** RECORDS FOR THIS EXERCISE follows **
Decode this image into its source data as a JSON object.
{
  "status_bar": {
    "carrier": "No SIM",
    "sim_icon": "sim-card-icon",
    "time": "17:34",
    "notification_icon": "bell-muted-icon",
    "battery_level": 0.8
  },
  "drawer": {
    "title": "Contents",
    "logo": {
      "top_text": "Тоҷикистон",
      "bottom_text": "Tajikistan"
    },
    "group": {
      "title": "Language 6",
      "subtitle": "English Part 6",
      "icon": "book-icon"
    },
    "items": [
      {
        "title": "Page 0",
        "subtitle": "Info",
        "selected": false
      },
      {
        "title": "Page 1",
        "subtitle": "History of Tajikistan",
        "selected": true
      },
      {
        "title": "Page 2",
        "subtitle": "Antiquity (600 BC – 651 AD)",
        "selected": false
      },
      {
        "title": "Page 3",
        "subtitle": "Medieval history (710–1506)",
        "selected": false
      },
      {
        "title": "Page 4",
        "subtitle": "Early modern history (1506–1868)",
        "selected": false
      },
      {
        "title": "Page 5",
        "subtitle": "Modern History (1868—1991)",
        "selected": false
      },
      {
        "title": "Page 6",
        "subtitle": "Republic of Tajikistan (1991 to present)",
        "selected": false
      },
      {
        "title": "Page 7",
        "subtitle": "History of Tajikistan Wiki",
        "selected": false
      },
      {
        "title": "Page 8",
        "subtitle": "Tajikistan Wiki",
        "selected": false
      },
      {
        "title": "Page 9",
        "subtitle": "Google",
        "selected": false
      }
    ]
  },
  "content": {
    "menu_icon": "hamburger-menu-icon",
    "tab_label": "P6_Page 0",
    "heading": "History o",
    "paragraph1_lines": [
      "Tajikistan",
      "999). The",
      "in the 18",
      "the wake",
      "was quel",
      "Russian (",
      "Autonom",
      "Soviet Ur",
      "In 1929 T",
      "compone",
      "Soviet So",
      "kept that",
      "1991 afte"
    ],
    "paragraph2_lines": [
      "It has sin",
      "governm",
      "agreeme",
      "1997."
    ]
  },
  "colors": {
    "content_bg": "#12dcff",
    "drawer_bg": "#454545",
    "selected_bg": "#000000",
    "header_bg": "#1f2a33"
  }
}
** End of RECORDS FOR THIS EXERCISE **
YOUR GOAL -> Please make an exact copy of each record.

THE COMPLETED TASK ->
Decode this image into its source data as a JSON object.
{
  "status_bar": {
    "carrier": "No SIM",
    "sim_icon": "sim-card-icon",
    "time": "17:34",
    "notification_icon": "bell-muted-icon",
    "battery_level": 0.8
  },
  "drawer": {
    "title": "Contents",
    "logo": {
      "top_text": "Тоҷикистон",
      "bottom_text": "Tajikistan"
    },
    "group": {
      "title": "Language 6",
      "subtitle": "English Part 6",
      "icon": "book-icon"
    },
    "items": [
      {
        "title": "Page 0",
        "subtitle": "Info",
        "selected": false
      },
      {
        "title": "Page 1",
        "subtitle": "History of Tajikistan",
        "selected": true
      },
      {
        "title": "Page 2",
        "subtitle": "Antiquity (600 BC – 651 AD)",
        "selected": false
      },
      {
        "title": "Page 3",
        "subtitle": "Medieval history (710–1506)",
        "selected": false
      },
      {
        "title": "Page 4",
        "subtitle": "Early modern history (1506–1868)",
        "selected": false
      },
      {
        "title": "Page 5",
        "subtitle": "Modern History (1868—1991)",
        "selected": false
      },
      {
        "title": "Page 6",
        "subtitle": "Republic of Tajikistan (1991 to present)",
        "selected": false
      },
      {
        "title": "Page 7",
        "subtitle": "History of Tajikistan Wiki",
        "selected": false
      },
      {
        "title": "Page 8",
        "subtitle": "Tajikistan Wiki",
        "selected": false
      },
      {
        "title": "Page 9",
        "subtitle": "Google",
        "selected": false
      }
    ]
  },
  "content": {
    "menu_icon": "hamburger-menu-icon",
    "tab_label": "P6_Page 0",
    "heading": "History o",
    "paragraph1_lines": [
      "Tajikistan",
      "999). The",
      "in the 18",
      "the wake",
      "was quel",
      "Russian (",
      "Autonom",
      "Soviet Ur",
      "In 1929 T",
      "compone",
      "Soviet So",
      "kept that",
      "1991 afte"
    ],
    "paragraph2_lines": [
      "It has sin",
      "governm",
      "agreeme",
      "1997."
    ]
  },
  "colors": {
    "content_bg": "#12dcff",
    "drawer_bg": "#454545",
    "selected_bg": "#000000",
    "header_bg": "#1f2a33"
  }
}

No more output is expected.